When picking schools to apply to, think about what motivates your child – and remember that for most people, the school picks your child not the other way round.
Choosing a school: where to start
Make an honest list of everything you want for your child, however frivolous or peripheral it may seem. But be realistic about your little cherub. A not-very-academic child will be much happier in the top half of a non-selective school than bumping along at the bottom of a league table topper. And a not-very-sporty child could hate a school where the only high-fives you get in the playground are if you’ve won the school another shining sporting trophy.
Here are some ideas:
- narrowly academic or relaxed and creative
- social status
- very local, very convenient
- before and after school care
- a traditional approach or a relaxed outlook
- beauty of architecture
- state of the art facilities
- a stepping stone to a top-notch senior school or university
- curriculum flexibility at GCSE
- sport for all or top class coaching for high fliers
- an excellent reputation for dealing with learning difficulties or for the gifted, talented and able
- awards and scholarships/bursaries (for independent schools)
- religious ethos
- parental involvement
And for boarding:
- full or flexi-boarding
- exeats/holidays that fit in with your family life
- is within your budget
- all in fees or flexible extras
- environment - bustling town or away from it all country setting
- contact - how much, how often and how?
- Saturday school
Be prepared to revisit, refine and re-prioritise your wish list. But it will help you initially with your long-list, and later your short-list, of potential schools.
There are, of course, practical considerations to throw in the mix too. You may have to rule out fee-paying schools because you can’t afford the fees; you may need a boarding school because you travel a lot; or perhaps you only have co-ed schools in your vicinity, which rules out single-sex.
How important is it to visit schools?
Choosing a school is a process of elimination. And it is vital you see several schools so that you have a point of comparison and can confirm or counter instincts you have about each one. Things to consider:
- How, and where, you want your child to end up.
- Your gut reaction - the atmosphere should be tangible and excite you. If the school doesn’t feel right, it isn’t right.

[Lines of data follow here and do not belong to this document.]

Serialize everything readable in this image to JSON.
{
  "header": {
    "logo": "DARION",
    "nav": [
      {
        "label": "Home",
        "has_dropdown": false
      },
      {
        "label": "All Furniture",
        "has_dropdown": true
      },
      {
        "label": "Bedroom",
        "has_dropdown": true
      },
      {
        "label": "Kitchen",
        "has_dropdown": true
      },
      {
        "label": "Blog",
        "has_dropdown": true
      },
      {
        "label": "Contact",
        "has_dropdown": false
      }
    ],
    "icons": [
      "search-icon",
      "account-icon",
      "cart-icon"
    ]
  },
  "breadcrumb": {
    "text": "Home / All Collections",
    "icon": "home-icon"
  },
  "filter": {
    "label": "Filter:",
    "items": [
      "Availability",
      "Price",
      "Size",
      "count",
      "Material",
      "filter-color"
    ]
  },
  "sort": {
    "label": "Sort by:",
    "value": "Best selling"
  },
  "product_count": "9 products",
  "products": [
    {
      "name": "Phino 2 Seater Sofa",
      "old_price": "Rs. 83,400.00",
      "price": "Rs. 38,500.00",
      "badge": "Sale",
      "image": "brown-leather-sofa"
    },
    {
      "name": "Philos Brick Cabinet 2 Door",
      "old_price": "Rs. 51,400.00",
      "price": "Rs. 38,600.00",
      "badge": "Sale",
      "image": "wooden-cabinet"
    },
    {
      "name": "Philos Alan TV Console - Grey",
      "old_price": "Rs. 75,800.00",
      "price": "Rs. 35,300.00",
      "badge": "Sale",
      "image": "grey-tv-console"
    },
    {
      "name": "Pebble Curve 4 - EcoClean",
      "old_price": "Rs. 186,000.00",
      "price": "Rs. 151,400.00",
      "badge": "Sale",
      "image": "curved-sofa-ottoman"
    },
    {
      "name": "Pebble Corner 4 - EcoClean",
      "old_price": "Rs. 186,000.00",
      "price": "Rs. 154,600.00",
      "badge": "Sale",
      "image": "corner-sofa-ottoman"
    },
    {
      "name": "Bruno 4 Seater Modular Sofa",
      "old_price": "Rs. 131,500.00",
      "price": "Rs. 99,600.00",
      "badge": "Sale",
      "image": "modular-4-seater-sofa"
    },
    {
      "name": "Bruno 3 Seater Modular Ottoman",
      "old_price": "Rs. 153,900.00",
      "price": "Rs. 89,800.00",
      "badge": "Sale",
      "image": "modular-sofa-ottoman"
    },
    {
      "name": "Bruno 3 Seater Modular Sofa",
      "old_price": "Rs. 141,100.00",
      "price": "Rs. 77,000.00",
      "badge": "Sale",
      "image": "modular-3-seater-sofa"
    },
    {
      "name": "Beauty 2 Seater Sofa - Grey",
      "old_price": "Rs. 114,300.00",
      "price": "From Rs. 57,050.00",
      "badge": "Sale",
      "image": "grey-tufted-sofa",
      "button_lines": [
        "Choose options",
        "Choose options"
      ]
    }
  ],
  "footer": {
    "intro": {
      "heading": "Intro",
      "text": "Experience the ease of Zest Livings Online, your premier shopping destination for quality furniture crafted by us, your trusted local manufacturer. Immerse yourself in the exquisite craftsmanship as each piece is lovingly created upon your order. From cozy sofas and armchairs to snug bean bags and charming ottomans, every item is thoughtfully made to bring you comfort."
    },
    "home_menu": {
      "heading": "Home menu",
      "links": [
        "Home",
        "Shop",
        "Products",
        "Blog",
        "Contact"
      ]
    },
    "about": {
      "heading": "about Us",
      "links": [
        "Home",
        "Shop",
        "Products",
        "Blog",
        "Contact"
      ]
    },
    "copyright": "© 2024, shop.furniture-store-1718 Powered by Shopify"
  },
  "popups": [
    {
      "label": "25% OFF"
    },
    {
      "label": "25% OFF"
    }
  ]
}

- The head - is he/she impressive? You don’t have to like him/her, but it helps; the head really does make or break a school.
- Staff - is there a member of staff at the school who is on the same wavelength as you? If your child is boarding, there must be someone you can turn to and feel in tune with.
- The pupils - do you see your child sitting amongst them?
- The bigger picture – it’s easy to judge a school exclusively by the bottom end because your child is young, but look at the end product too.
For more information on visiting schools, see Schools Open Days.